**What you are asked to do:**
A single number is the answer: how many lines of the entries contain the word "Address"?

── Data for this task

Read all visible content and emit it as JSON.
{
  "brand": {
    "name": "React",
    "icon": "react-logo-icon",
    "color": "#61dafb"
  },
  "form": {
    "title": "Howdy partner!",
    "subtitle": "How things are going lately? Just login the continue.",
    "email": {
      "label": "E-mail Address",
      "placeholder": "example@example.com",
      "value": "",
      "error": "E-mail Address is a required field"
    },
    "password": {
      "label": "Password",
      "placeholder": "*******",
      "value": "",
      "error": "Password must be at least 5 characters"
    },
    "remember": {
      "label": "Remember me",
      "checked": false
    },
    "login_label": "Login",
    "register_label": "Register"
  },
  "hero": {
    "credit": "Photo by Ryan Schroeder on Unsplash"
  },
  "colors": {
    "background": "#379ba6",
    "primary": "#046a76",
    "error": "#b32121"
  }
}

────

**Result for this task:**
2